Next, we advise players to use a wired Ethernet connection over Wi-Fi simply because of the reliability and reduction in latency. That’s right, it’s the 21st century and we still haven’t found a faster, wireless alternative to fiber-optic cables. As it stands, Wi-Fi networks are subject to interference, signal drops and delays in data transmission. These delays lead to increased latency (also called ping), meaning your PC gets info slower than others.
2) Invest in a 5 Ghz router over the standard 2.4 GHz one

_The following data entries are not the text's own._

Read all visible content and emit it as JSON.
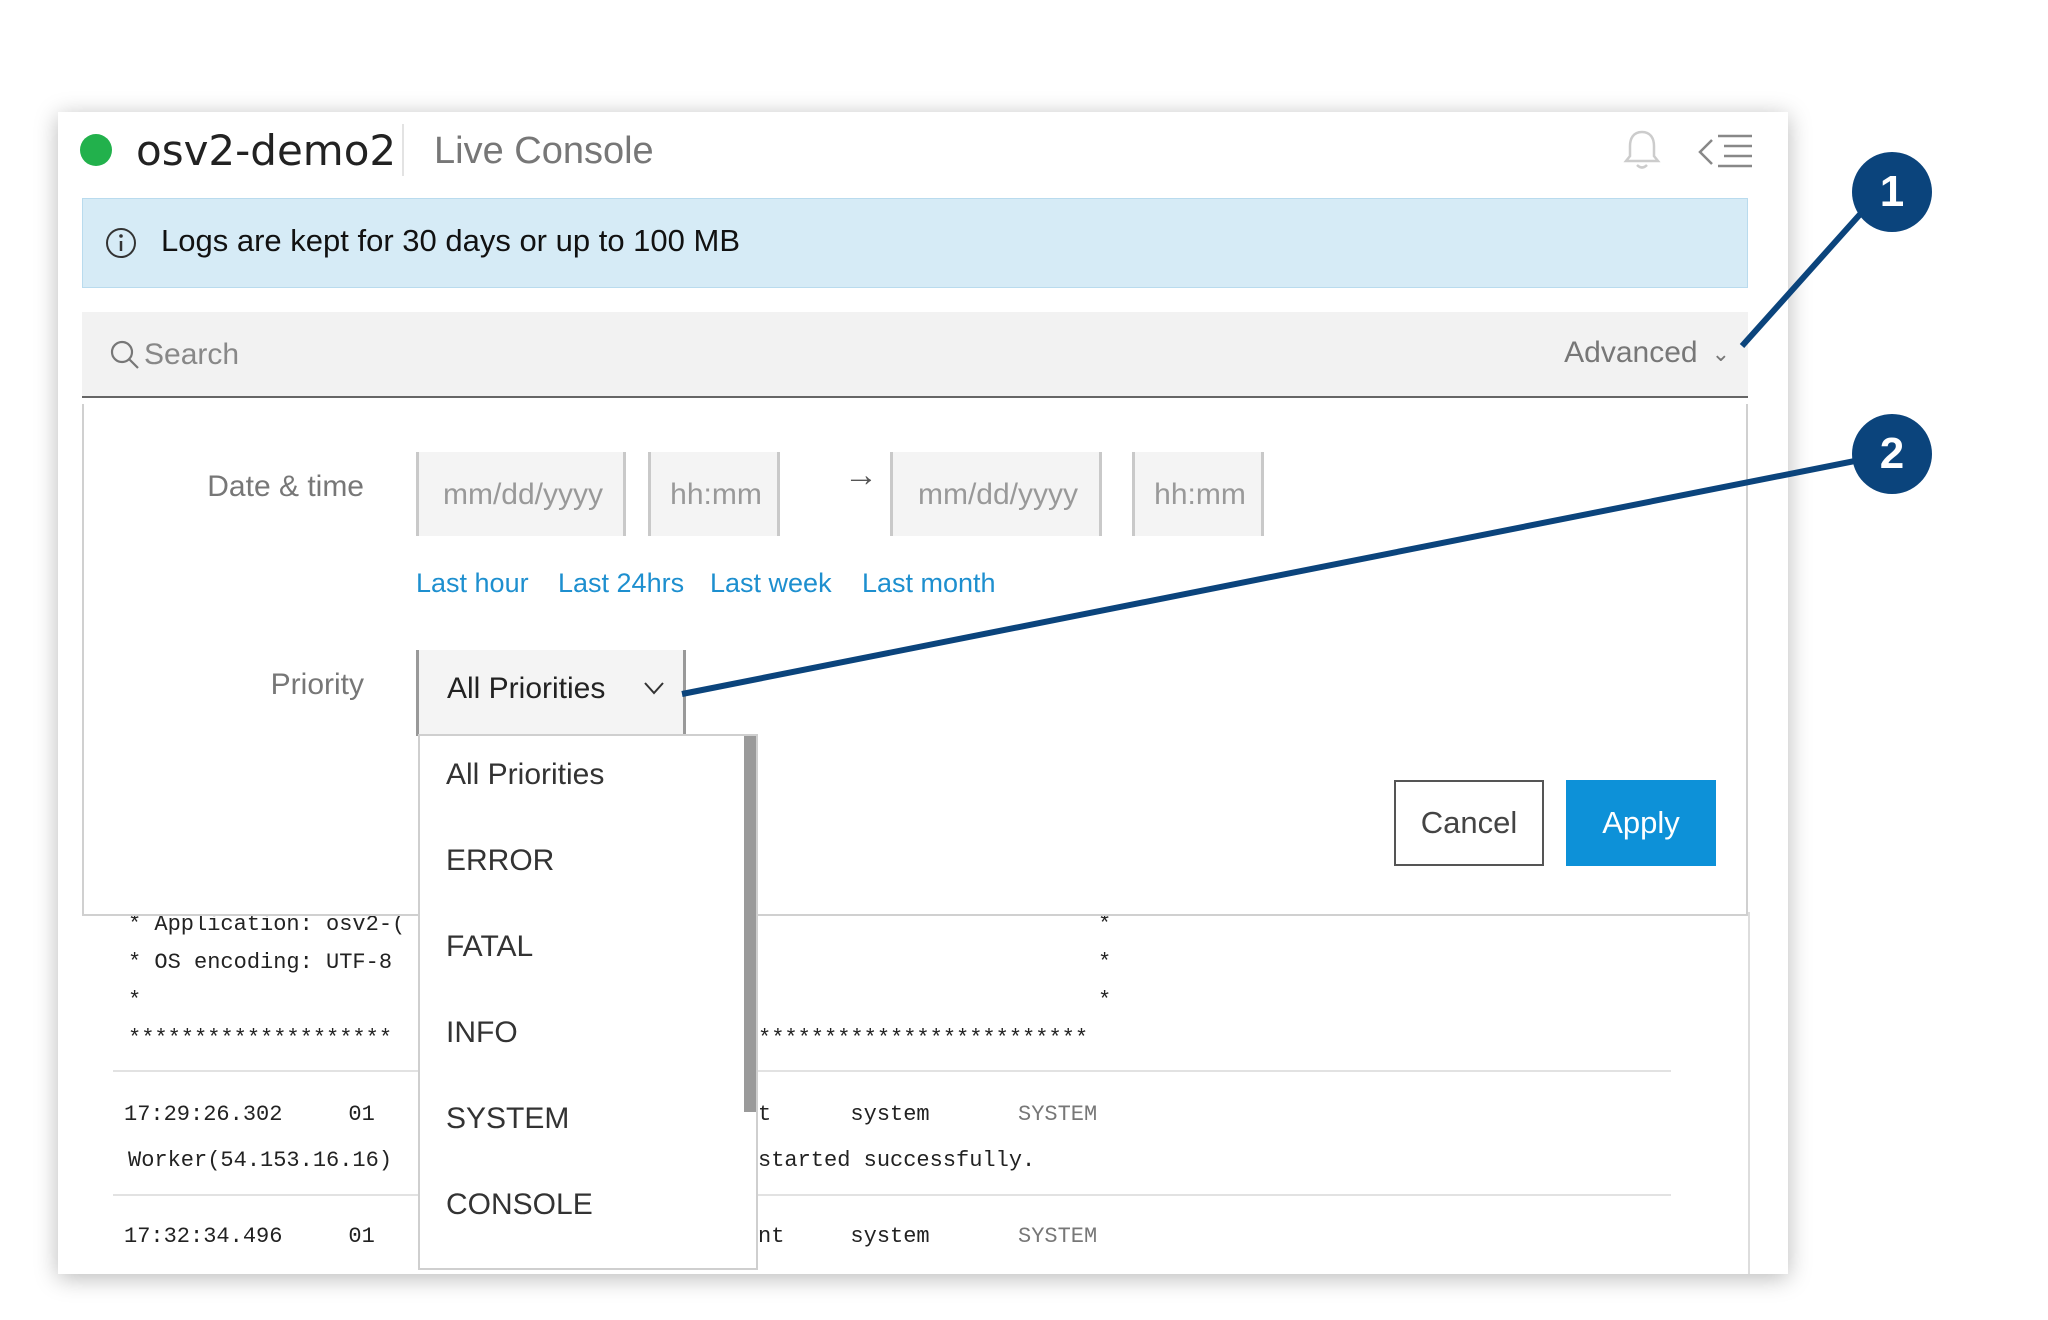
{
  "header": {
    "app_name": "osv2-demo2",
    "tab_title": "Live Console"
  },
  "banner": {
    "text": "Logs are kept for 30 days or up to 100 MB"
  },
  "search": {
    "placeholder": "Search",
    "advanced_label": "Advanced"
  },
  "filters": {
    "date_time_label": "Date & time",
    "start_date_placeholder": "mm/dd/yyyy",
    "start_time_placeholder": "hh:mm",
    "end_date_placeholder": "mm/dd/yyyy",
    "end_time_placeholder": "hh:mm",
    "range_arrow": "→",
    "quick_ranges": [
      "Last hour",
      "Last 24hrs",
      "Last week",
      "Last month"
    ],
    "priority_label": "Priority",
    "priority_selected": "All Priorities",
    "priority_options": [
      "All Priorities",
      "ERROR",
      "FATAL",
      "INFO",
      "SYSTEM",
      "CONSOLE"
    ]
  },
  "buttons": {
    "cancel": "Cancel",
    "apply": "Apply"
  },
  "log": {
    "lines": [
      "* Application: osv2-(",
      "* OS encoding: UTF-8",
      "*",
      "********************",
      "17:29:26.302     01",
      "Worker(54.153.16.16)",
      "17:32:34.496     01"
    ],
    "right_fragments": [
      "*",
      "*",
      "*",
      "*************************",
      "t      system     ",
      "started successfully.",
      "nt     system     "
    ],
    "sources": [
      "SYSTEM",
      "SYSTEM"
    ]
  },
  "callouts": [
    "1",
    "2"
  ],
  "colors": {
    "status": "#22b14c",
    "accent": "#0d91d8",
    "callout": "#0b447c",
    "banner": "#d6ebf6"
  }
}
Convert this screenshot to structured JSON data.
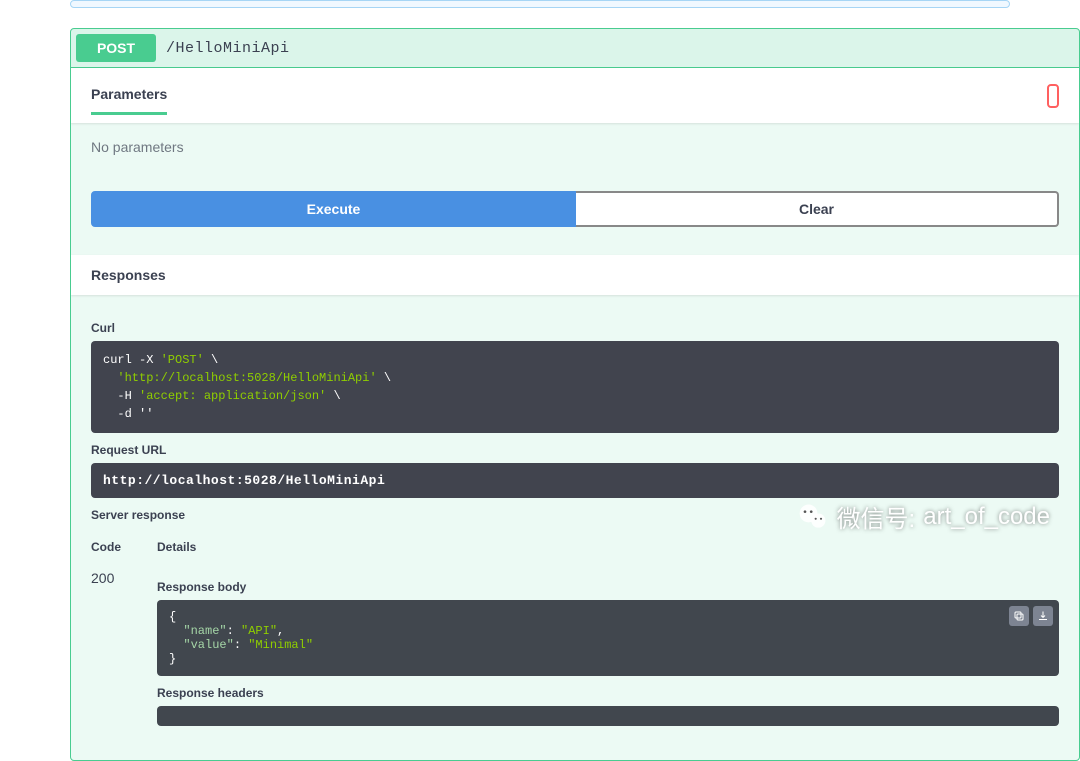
{
  "endpoint": {
    "method": "POST",
    "path": "/HelloMiniApi"
  },
  "tabs": {
    "parameters": "Parameters"
  },
  "no_parameters_text": "No parameters",
  "buttons": {
    "execute": "Execute",
    "clear": "Clear"
  },
  "responses_header": "Responses",
  "labels": {
    "curl": "Curl",
    "request_url": "Request URL",
    "server_response": "Server response",
    "code": "Code",
    "details": "Details",
    "response_body": "Response body",
    "response_headers": "Response headers"
  },
  "curl_command": {
    "line1_prefix": "curl -X ",
    "line1_method": "'POST'",
    "line1_suffix": " \\",
    "line2_url": "'http://localhost:5028/HelloMiniApi'",
    "line2_suffix": " \\",
    "line3_prefix": "  -H ",
    "line3_header": "'accept: application/json'",
    "line3_suffix": " \\",
    "line4": "  -d ''"
  },
  "request_url": "http://localhost:5028/HelloMiniApi",
  "response": {
    "status_code": "200",
    "body_lines": {
      "open": "{",
      "name_key": "  \"name\"",
      "name_sep": ": ",
      "name_val": "\"API\"",
      "name_comma": ",",
      "value_key": "  \"value\"",
      "value_sep": ": ",
      "value_val": "\"Minimal\"",
      "close": "}"
    }
  },
  "watermark": {
    "label": "微信号:",
    "handle": "art_of_code"
  }
}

Most Internet Service Providers (ISP’s) give you their default 2.4 GHz router. This works perfectly fine for many households because the wider range allows for smoother connectivity across devices. However, if you want to reduce Dota2 lag, then a 5 GHz router works best. It offers better network speeds and more stable connection. Your packet loss (the missing data, that results in stuttering) will hate you for the investment. Also, now is a great time to pick one up, given the price drops and lots of brands available.
3) Configure your ISP’s advanced settings, like NAT type and enabling QoS
To get the most out of your ISP, you can access the Admin Access portal. As every router is unique in make and model, the only way to do this is to search yours up online. Or, call your ISP up and ask them for details. Once you can access the portal, you will see options for changing NAT type and enabling Quality of Service (QoS). These two settings will cut down your Dota 2 lag and latency.
NAT type is essentially how conservative your security is when allowing connectivity to online servers. If you change this from the default Strict to Moderate, you can enjoy more stable connections with less packet loss. Don’t worry, your network will still be safe as long as it is Private.
On the other hand, enabling QoS basically configures your network to prioritize your PC gaming over more idle devices. That way, it will focus more bandwidth to your Dota 2 connection rather than that constantly refeshing YouTube feed on your cell phone.
4) Turn down Firewall protections for Dota 2
Using security while connected to the internet is a great, nearly fool-proof step for safety. However, a more aware PC user can still stay safe while doing away with useless bandwidth blocks. Most Firewall programs aren’t optimized for gaming online, so they end up cutting down connectivity. While this may not impact your Netflix experience, gaming like this may face severe lag and bandwidth drops. Therefore, open your Windows Defender or Anti-Malware programs and Whitelist Dota 2. As long as your game comes from the official Valve/Steam source, it won’t do any harm.
5) On Steam, or any other game store, disable Automatic Updates
When you run your game, you tend to concentrate on what’s on your screen. That’s not a bad thing, but sometimes we don’t notice background processes eating up our bandwidth. That’s why a sudden 20 GB update from Steam to a different game can ruin the match you’re in. The dip in bandwidth means less stable and smooth connection in Dota 2. Therefore, if any app, not just Steam, has an option for Automatic Updates, it might be best to turn that off. After all, you can always manually start the update later when not gaming.
For more on Dota 2, the upcoming Dota 3 and PC gaming, stay tuned!